With the academic year beginning on June 12, parents are thronging bookshops across the district as students begin to settle in their new classes. Almost every bookstore and stationery worth their name are witnessing heavy rush. This is despite the heatwave prevailing in the region and the schools opening five days ago.
Vijayawada: Parents feel the pinch in new academic year
One can see a size able number of people, both from Vijayawada and other parts of the district, trying to get their orders met at stationery at Eluru Road, I-Town and at Lenin Centre. As of Monday, government textbooks were not available In the market, though schools reopened on June 12.
There are a total number of 4,532 schools in the district, of which 3,157 are state-run and the remaining private.

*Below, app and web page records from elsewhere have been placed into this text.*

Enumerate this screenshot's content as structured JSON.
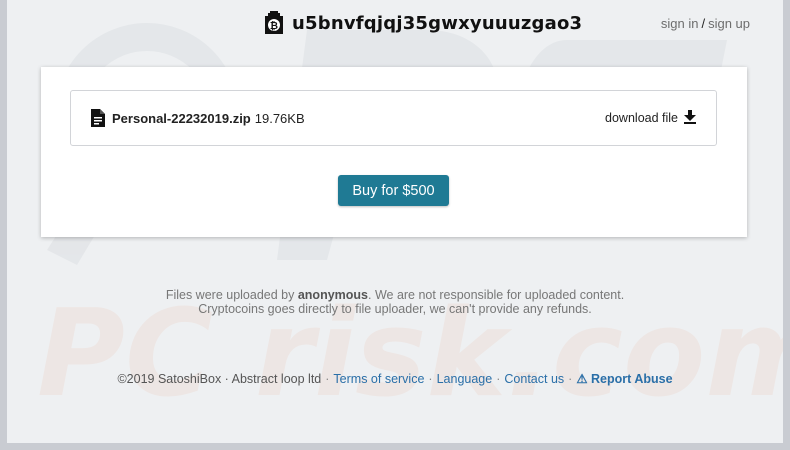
{
  "header": {
    "site_id": "u5bnvfqjqj35gwxyuuuzgao3",
    "sign_in": "sign in",
    "separator": "/",
    "sign_up": "sign up"
  },
  "file": {
    "name": "Personal-22232019.zip",
    "size": "19.76KB",
    "download_label": "download file"
  },
  "buy_button": "Buy for $500",
  "notice": {
    "line1_prefix": "Files were uploaded by",
    "uploader": "anonymous",
    "line1_suffix": ". We are not responsible for uploaded content.",
    "line2": "Cryptocoins goes directly to file uploader, we can't provide any refunds."
  },
  "footer": {
    "copyright": "©2019 SatoshiBox · Abstract loop ltd",
    "links": [
      "Terms of service",
      "Language",
      "Contact us"
    ],
    "report_icon": "⚠",
    "report": "Report Abuse"
  },
  "watermark": "PC risk.com",
  "colors": {
    "accent": "#1f7a94",
    "link": "#2a6fa8"
  }
}
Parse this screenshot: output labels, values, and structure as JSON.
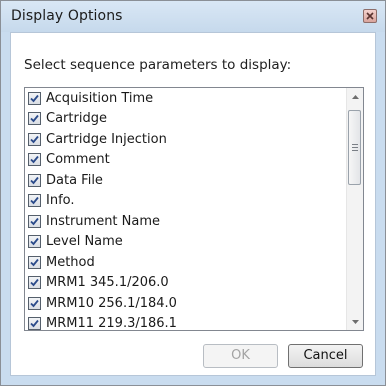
{
  "window": {
    "title": "Display Options"
  },
  "prompt": "Select sequence parameters to display:",
  "parameters": [
    {
      "label": "Acquisition Time",
      "checked": true
    },
    {
      "label": "Cartridge",
      "checked": true
    },
    {
      "label": "Cartridge Injection",
      "checked": true
    },
    {
      "label": "Comment",
      "checked": true
    },
    {
      "label": "Data File",
      "checked": true
    },
    {
      "label": "Info.",
      "checked": true
    },
    {
      "label": "Instrument Name",
      "checked": true
    },
    {
      "label": "Level Name",
      "checked": true
    },
    {
      "label": "Method",
      "checked": true
    },
    {
      "label": "MRM1 345.1/206.0",
      "checked": true
    },
    {
      "label": "MRM10 256.1/184.0",
      "checked": true
    },
    {
      "label": "MRM11 219.3/186.1",
      "checked": true
    }
  ],
  "buttons": {
    "ok_label": "OK",
    "ok_enabled": false,
    "cancel_label": "Cancel"
  },
  "colors": {
    "frame": "#c9dcef",
    "checkmark": "#2a4a8a",
    "close_button": "#d9a49d"
  },
  "icons": {
    "close": "close-icon",
    "checkbox": "checkmark-icon",
    "scroll_up": "chevron-up-icon",
    "scroll_down": "chevron-down-icon",
    "scroll_thumb": "scroll-grip-icon"
  }
}
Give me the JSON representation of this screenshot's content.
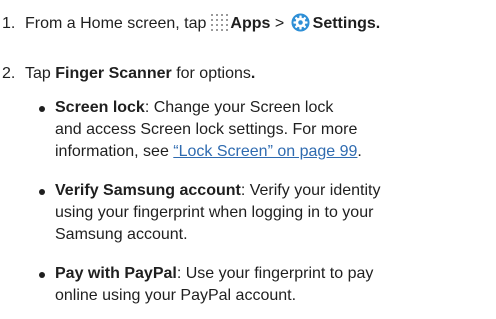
{
  "steps": [
    {
      "number": "1.",
      "text_before": "From a Home screen, tap",
      "apps_label": "Apps",
      "separator": ">",
      "settings_label": "Settings",
      "end": "."
    },
    {
      "number": "2.",
      "text_before": "Tap",
      "bold": "Finger Scanner",
      "text_after": "for options",
      "end": "."
    }
  ],
  "bullets": [
    {
      "term": "Screen lock",
      "lines": [
        ": Change your Screen lock",
        "and access Screen lock settings. For more",
        "information, see"
      ],
      "link": "“Lock Screen” on page 99",
      "link_end": "."
    },
    {
      "term": "Verify Samsung account",
      "lines": [
        ": Verify your identity",
        "using your fingerprint when logging in to your",
        "Samsung account."
      ]
    },
    {
      "term": "Pay with PayPal",
      "lines": [
        ": Use your fingerprint to pay",
        "online using your PayPal account."
      ]
    }
  ],
  "icons": {
    "apps": "apps-grid-icon",
    "settings": "gear-icon"
  }
}
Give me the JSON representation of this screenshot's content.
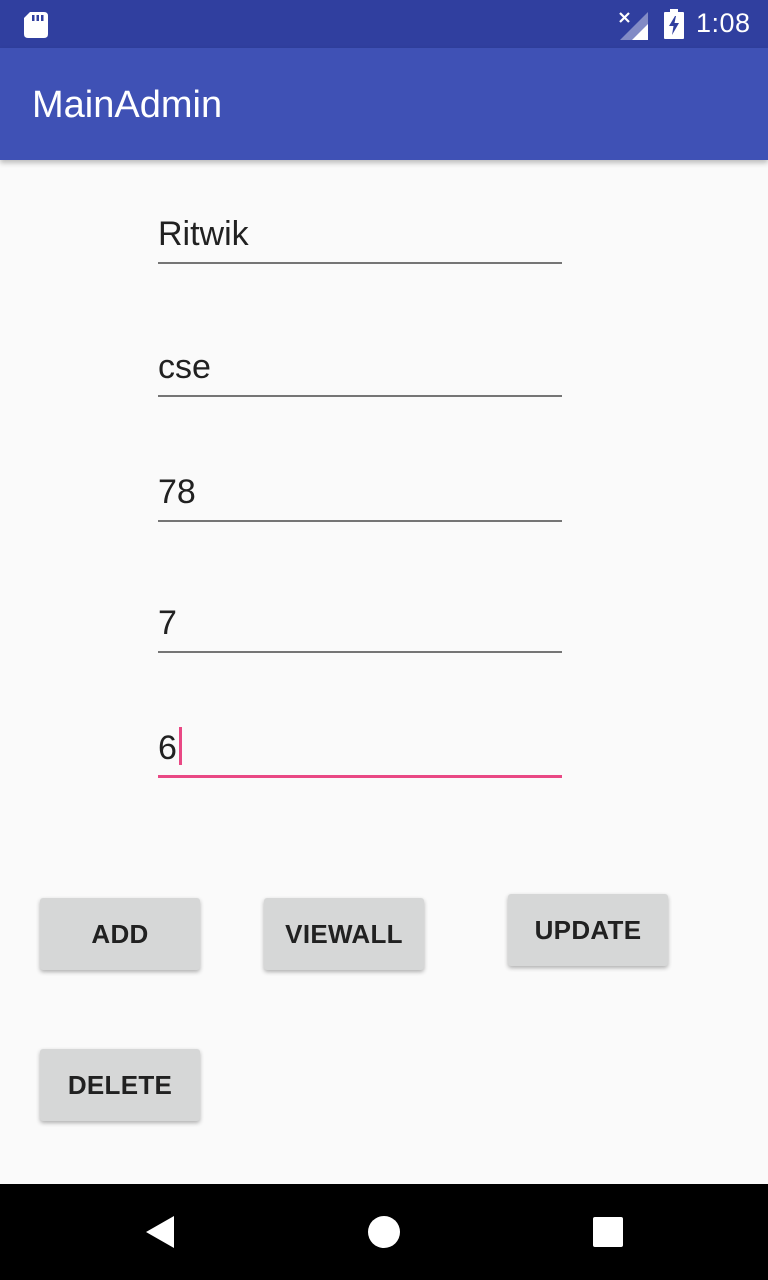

As per the last academic year, the district had 6,05,716 students of which 2,61,717 were students of government schools and 3,43,999 in private schools in the district. This year, admissions in all government schools are reaching their capacity while private schools are still taking in students.
At the beginning of the academic year, almost every student requires books worth Rs. 2,000 to Rs. 3,000. Parents say that every year, they are forced to shell out more on their children’s stationery. This is particularly hard on the middle and lower middle classes.
The middle and lower middle classes also have to cope with private and corporate schools who demand anything between Rs. 3,000 and Rs. 15,000 for the books and other material like uniforms, tie, belt etc. Though this is a clear violation of government orders and regular warnings of the education department officials, these schools continue with the practice. A private employee A. Ramachandra Rao of Yanamalakudiru said that both his children are studying in a private school. “The school has collected Rs. 3,700 for my child in Class III and Rs. 3,000 for the one in Class II. This is the scenario every June, when parents have to not only shell out money for books, uniforms etc, but also hefty school fees, term fees and so on,” he said.
Students Federation of India district president Kotababu stated that the sale of books in schools is a clear violation of norms and the government has to take strict action against any school that does this. “Sales of books has decreased by 50 per cent this year, as almost all schools are selling the notebooks and textbooks in the campuses,” said Sk. Saleem, who runs a bookstore at Alankar Centre.